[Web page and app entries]

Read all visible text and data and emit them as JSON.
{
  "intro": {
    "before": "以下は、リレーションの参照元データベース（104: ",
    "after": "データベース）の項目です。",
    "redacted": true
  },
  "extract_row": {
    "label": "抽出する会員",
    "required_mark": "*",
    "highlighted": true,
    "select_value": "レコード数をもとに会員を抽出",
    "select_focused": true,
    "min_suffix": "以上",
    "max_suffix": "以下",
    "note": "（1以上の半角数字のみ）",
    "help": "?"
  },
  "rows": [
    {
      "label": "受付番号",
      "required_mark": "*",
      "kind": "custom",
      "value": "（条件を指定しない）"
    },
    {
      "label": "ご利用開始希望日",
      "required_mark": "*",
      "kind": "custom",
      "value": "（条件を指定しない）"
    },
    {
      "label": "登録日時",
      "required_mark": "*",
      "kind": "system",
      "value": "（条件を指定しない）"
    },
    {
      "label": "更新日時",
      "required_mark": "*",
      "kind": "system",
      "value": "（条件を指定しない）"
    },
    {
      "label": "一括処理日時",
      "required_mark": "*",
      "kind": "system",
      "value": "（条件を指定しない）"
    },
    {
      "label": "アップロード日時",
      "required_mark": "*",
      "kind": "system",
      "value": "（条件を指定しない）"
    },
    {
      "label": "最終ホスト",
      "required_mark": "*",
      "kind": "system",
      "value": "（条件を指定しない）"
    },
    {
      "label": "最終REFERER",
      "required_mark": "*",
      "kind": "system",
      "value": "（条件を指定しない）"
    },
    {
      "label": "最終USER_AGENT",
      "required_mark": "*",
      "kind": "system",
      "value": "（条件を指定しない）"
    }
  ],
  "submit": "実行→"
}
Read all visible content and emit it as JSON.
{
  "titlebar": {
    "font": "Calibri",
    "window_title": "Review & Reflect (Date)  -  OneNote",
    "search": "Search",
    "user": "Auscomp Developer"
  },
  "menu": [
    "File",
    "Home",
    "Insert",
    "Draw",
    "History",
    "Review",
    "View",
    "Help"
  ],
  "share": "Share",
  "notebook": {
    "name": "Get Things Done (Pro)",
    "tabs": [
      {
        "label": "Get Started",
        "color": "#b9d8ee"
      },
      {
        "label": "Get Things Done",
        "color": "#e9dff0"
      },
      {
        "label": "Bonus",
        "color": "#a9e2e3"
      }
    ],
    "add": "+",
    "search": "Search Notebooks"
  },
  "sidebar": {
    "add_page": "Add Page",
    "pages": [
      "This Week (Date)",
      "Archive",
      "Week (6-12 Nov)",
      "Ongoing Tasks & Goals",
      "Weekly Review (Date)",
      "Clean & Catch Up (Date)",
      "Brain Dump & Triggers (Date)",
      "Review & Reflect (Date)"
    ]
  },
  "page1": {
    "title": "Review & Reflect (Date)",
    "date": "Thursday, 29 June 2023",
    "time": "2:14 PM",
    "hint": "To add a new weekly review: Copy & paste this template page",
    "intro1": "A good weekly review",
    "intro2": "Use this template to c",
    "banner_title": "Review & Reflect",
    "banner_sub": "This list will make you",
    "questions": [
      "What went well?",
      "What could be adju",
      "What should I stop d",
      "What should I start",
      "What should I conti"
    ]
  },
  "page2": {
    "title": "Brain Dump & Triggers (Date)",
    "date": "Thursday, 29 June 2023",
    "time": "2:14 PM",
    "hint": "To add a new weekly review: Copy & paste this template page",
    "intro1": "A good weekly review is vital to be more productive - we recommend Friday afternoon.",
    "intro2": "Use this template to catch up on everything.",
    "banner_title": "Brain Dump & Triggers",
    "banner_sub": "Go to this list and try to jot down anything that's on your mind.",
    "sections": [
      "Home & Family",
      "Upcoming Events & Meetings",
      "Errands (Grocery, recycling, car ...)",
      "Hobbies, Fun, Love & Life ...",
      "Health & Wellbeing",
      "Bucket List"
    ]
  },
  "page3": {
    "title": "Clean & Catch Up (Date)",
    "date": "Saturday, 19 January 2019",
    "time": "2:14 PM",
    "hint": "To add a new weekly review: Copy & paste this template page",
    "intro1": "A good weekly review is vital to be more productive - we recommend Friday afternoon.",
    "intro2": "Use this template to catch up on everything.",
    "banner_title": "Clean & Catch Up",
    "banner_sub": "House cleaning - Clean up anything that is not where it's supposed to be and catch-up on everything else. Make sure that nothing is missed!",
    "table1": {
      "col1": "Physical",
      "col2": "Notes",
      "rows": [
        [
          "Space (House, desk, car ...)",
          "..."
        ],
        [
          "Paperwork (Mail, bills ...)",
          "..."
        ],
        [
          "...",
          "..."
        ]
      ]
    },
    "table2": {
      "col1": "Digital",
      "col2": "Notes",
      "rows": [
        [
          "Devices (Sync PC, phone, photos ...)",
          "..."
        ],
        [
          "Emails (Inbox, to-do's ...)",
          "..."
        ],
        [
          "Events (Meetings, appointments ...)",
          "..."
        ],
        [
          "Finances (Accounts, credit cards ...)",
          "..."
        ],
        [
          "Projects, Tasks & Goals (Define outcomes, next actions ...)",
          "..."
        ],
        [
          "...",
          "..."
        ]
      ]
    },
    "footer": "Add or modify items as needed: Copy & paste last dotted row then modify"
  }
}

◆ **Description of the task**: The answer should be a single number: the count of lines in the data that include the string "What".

◆ **Exercise answer**: 5